Assignment> Find how many lines of the listing include the string "Login", and report only that figure.

##########

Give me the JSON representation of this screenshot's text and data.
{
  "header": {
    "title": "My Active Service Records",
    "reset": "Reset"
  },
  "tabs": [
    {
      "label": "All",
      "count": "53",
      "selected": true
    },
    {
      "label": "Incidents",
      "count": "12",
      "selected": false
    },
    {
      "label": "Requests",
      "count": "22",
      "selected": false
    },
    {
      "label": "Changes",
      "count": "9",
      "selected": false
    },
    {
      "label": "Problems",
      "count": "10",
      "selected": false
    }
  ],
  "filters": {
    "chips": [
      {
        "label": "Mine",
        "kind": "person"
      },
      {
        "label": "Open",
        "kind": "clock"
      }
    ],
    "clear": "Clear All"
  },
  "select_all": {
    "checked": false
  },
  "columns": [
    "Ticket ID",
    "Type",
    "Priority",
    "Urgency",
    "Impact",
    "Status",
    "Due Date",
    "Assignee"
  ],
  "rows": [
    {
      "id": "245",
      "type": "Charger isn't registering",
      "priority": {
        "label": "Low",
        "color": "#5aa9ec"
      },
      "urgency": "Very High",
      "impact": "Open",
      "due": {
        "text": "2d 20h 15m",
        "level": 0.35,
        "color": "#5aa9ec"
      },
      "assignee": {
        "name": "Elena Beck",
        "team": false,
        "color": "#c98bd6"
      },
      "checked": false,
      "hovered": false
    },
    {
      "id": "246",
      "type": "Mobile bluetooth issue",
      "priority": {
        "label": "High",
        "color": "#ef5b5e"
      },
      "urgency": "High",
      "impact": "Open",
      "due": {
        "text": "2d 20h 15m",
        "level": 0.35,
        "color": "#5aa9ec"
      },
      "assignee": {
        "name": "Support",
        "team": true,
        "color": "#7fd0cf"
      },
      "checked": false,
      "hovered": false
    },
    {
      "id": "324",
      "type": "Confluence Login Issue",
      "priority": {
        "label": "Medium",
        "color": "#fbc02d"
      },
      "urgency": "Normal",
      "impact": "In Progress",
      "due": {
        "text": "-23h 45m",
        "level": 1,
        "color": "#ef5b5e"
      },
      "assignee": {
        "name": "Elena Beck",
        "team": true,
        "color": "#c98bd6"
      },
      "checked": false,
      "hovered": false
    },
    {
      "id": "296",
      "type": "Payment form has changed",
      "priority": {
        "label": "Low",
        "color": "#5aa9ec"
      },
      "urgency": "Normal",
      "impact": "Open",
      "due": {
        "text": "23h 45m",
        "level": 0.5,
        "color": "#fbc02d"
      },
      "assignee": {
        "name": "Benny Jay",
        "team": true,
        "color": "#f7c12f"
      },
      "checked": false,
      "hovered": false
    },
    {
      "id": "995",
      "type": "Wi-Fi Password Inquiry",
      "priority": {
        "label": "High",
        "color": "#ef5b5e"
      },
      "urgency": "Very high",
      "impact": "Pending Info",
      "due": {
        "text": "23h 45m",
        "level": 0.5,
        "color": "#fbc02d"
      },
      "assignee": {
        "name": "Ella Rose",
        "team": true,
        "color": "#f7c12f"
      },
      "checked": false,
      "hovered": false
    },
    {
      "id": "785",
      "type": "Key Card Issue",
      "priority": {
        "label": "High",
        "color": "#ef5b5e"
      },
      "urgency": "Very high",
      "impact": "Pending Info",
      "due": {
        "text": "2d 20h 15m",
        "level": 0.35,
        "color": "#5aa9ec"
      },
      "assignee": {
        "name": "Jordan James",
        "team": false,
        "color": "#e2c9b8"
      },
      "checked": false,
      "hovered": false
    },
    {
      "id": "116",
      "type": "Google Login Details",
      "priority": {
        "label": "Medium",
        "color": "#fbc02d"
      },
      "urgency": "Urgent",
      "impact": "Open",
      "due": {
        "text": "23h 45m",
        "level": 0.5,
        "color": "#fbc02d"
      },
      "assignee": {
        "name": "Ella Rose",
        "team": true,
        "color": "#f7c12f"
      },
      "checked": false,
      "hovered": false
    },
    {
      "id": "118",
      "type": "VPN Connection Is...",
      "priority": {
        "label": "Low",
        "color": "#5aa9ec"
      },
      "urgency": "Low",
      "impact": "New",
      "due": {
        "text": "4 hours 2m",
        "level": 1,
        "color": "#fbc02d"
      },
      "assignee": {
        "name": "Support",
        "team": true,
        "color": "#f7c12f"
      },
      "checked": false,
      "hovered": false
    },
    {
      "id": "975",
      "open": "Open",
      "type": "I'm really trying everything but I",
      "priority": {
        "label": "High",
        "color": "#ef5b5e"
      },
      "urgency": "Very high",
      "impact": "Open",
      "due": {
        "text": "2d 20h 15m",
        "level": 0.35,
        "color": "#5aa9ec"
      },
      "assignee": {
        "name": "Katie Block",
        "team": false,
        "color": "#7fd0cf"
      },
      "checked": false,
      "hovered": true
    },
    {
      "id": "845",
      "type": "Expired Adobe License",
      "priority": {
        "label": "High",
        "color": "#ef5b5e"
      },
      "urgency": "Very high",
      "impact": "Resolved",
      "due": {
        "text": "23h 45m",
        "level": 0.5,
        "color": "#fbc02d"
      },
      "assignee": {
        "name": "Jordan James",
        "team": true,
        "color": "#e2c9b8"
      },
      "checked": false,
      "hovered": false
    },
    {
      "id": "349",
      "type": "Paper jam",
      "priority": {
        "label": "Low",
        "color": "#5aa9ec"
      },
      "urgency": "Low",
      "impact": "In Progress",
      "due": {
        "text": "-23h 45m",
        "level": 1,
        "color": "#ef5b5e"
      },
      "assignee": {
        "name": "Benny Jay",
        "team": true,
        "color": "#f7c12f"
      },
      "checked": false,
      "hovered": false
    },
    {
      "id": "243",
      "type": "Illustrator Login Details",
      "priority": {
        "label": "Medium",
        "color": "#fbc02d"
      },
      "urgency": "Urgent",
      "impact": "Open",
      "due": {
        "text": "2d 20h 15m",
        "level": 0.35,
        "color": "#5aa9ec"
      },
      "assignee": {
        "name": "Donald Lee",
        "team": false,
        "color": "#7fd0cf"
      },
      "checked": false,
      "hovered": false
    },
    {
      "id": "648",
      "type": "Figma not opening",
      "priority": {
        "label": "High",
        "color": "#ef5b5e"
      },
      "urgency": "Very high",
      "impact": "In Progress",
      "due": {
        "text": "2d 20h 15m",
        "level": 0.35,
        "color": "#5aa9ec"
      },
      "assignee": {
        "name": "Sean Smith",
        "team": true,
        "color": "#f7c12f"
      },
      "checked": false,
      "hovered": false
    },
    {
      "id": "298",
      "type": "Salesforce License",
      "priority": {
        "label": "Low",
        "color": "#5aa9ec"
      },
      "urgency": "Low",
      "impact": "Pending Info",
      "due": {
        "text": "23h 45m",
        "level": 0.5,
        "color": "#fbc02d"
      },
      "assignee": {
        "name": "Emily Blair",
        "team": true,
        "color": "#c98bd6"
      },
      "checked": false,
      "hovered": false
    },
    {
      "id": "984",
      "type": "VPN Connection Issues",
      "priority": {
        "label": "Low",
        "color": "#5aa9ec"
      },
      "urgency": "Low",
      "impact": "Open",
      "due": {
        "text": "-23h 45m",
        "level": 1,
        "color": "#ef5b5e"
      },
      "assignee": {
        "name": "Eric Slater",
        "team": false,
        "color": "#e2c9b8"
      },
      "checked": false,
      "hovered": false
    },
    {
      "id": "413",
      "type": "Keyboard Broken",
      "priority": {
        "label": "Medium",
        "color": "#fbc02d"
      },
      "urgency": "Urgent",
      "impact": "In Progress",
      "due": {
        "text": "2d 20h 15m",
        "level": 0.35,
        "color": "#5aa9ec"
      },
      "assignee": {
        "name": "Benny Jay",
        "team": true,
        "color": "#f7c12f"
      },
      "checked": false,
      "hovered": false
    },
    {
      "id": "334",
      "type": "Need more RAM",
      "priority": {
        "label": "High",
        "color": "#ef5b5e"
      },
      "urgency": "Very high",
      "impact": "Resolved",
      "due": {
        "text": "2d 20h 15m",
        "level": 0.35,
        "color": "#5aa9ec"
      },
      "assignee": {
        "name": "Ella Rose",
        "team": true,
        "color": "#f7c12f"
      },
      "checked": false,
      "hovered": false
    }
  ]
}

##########

Written response> 3